Picturing faith in Vilnius

Article published on Oct. 31, 2007
Article published on Oct. 31, 2007
Vilnius’ landscape is defined by the number of houses of worship scattered throughout it. This reflects the rich heritage Vilnius has with the number of religions that have co-existed together for hundreds of years

The painting of the Blessed Virgin Mary Mother of Mercy Aušros Vartai ('the Gate of Dawn') is one of the most revered not only in Lithuania but also in Poland, Belarus and Russia. Both Catholics and Orthodox come here to pray. As the painting is believed to contain miraculous attributes, it has also played as a cultural and political symbol for many Lithuanians.

The many heart-and-cross shaped motifs placed on shrine walls by pilgrims. Every possible corner of the walls are covered by these small offerings

The Blessed Virgin Mary painting's rays were covered in gold in the seventeenth century by an unknown blacksmith.

The shrine itself is quite small, but at all times is completely full with believers from all over. The intensity of prayer is uncanny reflected in this picture.

Prior to the Second World War, Vilnius was known as the Yerushalayim De Lita ('Jerusalem of Lithuania).

Jews consisted of around 40% of the Vilnius population, a centre rivalled only by Jersusalem itself in the study of the Torah, with its over 100 synagagues. Only one remains (pictured).

The inscription in Hebrew reads A house of prayer is a holy place for all peoples. A fitting inscription

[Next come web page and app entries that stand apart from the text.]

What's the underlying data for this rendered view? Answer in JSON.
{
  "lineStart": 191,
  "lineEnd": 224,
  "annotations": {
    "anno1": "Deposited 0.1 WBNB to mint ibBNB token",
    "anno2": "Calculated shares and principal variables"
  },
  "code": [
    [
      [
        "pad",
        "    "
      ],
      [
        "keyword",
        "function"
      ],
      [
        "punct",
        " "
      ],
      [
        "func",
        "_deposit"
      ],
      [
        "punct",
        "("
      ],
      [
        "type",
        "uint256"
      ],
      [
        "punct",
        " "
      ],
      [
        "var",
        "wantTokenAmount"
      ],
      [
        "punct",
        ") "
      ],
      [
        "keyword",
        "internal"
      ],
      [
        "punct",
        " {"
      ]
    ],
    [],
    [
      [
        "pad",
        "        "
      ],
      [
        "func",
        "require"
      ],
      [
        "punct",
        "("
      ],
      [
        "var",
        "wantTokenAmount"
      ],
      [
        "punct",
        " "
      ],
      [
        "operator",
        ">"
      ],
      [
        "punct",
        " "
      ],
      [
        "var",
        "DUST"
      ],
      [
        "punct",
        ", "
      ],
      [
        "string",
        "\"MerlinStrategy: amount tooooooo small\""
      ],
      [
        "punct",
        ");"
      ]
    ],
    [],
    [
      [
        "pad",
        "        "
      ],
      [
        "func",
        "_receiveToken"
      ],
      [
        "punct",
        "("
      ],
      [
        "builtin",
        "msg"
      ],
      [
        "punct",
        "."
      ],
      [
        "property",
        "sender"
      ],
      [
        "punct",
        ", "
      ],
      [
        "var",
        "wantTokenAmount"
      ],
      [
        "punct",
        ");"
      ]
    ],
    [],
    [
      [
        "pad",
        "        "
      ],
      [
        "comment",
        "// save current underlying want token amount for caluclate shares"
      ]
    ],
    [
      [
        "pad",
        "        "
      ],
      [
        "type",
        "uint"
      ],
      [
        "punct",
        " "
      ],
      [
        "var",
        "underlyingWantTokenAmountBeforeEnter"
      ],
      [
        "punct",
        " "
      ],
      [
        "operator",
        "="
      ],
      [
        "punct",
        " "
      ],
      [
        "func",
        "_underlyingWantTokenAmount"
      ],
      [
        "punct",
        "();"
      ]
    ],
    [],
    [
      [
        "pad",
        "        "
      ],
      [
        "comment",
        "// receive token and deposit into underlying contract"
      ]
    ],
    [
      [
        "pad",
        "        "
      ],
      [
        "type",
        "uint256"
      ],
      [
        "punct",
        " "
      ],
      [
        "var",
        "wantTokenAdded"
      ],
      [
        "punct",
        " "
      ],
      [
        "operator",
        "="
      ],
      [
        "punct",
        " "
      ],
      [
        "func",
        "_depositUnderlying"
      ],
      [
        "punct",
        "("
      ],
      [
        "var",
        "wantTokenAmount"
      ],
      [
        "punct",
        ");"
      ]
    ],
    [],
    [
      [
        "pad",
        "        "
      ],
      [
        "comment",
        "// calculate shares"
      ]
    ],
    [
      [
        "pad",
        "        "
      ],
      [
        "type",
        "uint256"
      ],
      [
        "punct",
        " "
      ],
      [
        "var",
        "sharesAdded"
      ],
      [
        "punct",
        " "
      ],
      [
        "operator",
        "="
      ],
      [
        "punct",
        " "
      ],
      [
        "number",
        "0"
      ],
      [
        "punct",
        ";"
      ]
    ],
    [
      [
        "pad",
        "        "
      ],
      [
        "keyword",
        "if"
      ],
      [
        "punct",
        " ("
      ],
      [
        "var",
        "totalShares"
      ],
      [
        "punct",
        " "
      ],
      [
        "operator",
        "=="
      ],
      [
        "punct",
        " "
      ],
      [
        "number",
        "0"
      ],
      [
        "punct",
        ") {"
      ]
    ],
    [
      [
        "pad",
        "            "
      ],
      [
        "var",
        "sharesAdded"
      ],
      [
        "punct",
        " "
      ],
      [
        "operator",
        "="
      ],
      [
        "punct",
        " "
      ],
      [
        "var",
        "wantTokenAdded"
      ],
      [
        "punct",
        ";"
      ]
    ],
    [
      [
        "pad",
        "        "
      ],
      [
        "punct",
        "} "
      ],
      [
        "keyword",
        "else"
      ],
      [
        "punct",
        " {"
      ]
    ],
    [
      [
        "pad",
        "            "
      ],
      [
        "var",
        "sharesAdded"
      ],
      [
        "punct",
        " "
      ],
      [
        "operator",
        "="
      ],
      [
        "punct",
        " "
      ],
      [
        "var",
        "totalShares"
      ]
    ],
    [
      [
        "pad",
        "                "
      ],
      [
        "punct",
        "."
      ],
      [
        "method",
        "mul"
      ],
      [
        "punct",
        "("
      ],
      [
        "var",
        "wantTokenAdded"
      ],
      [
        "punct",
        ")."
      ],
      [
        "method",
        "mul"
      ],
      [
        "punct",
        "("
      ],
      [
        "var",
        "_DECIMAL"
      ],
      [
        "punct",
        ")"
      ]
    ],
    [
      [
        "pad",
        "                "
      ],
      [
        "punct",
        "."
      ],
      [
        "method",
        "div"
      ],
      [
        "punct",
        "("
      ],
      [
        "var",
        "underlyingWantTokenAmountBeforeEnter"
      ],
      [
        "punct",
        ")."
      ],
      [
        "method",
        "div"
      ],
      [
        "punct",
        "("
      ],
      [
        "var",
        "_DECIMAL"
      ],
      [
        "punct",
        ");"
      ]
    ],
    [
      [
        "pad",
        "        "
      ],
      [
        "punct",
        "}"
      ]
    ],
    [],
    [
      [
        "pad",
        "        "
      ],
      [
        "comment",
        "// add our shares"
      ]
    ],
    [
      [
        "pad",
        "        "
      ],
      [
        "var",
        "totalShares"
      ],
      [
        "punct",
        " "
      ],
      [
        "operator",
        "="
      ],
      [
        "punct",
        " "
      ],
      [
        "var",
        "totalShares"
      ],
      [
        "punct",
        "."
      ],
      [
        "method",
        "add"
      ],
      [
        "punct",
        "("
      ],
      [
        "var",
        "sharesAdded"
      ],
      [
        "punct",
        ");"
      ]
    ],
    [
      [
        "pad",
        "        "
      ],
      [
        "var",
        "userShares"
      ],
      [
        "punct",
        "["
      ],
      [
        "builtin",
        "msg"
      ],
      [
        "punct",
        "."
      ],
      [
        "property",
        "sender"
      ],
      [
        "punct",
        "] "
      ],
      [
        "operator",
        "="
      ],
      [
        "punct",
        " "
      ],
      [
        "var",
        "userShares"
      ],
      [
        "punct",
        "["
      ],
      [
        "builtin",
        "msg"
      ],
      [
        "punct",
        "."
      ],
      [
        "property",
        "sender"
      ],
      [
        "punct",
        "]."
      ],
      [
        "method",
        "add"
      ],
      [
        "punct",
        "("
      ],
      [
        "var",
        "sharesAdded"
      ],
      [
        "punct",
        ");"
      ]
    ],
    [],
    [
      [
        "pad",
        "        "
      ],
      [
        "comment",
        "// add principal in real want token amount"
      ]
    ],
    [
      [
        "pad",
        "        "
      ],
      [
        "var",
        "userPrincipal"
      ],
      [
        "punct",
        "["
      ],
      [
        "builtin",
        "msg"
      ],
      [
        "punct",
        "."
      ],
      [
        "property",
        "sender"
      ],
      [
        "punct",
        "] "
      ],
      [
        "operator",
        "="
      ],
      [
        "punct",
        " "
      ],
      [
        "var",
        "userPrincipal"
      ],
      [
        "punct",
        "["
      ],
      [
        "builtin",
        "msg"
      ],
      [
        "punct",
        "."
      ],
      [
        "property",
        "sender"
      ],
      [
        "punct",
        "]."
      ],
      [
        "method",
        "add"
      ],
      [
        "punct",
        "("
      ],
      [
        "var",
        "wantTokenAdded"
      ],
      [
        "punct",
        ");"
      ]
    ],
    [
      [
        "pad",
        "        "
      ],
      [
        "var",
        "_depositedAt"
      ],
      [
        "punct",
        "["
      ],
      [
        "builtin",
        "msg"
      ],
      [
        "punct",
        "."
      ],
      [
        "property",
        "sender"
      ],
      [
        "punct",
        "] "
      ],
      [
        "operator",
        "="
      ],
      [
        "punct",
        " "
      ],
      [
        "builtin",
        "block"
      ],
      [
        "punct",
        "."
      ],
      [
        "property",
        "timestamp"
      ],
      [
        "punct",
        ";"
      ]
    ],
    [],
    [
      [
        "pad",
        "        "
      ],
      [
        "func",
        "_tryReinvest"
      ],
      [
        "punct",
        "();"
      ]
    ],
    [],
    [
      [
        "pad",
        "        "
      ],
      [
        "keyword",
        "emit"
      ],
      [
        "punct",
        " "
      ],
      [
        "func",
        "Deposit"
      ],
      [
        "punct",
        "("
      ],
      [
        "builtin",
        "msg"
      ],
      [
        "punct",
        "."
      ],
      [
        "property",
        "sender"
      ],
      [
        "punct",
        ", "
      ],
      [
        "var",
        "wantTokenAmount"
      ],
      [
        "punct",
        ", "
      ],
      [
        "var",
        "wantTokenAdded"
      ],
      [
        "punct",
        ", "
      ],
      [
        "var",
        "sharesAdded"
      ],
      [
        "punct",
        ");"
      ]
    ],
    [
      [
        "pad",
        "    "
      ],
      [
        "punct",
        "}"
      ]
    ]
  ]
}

(Photo: Jorden Van der Ven)

When entering the Russian Orthodox Church of the Holy Spirit, one of the most biggest impressions is the rich and vibrant colours used throughout the church.

A clergyman keeps a watchful eye over the church.

Catholicism is the strongest faith found in Vilnius today. Although not apparent when looking at the run down churches, you can see it in the believers. This is the church of St Nicholas which inside had a most charming feeling. The contrast between the belief seen in the people and the state of the building was very apparent and beautifully illustrated in the pictures of Jesus drawn by children.

(Photo: Jorden Van der Ven)

It is said that Lithuania is also a very superstitious country filled with interesting customs. I discovered one of the most enchanting ones walking along the bridges that cross over to the area of Užupis. Traditionally on wedding days, newlyweds place a lock on the bridge to symbolise their union. They then throw the only key into the river below.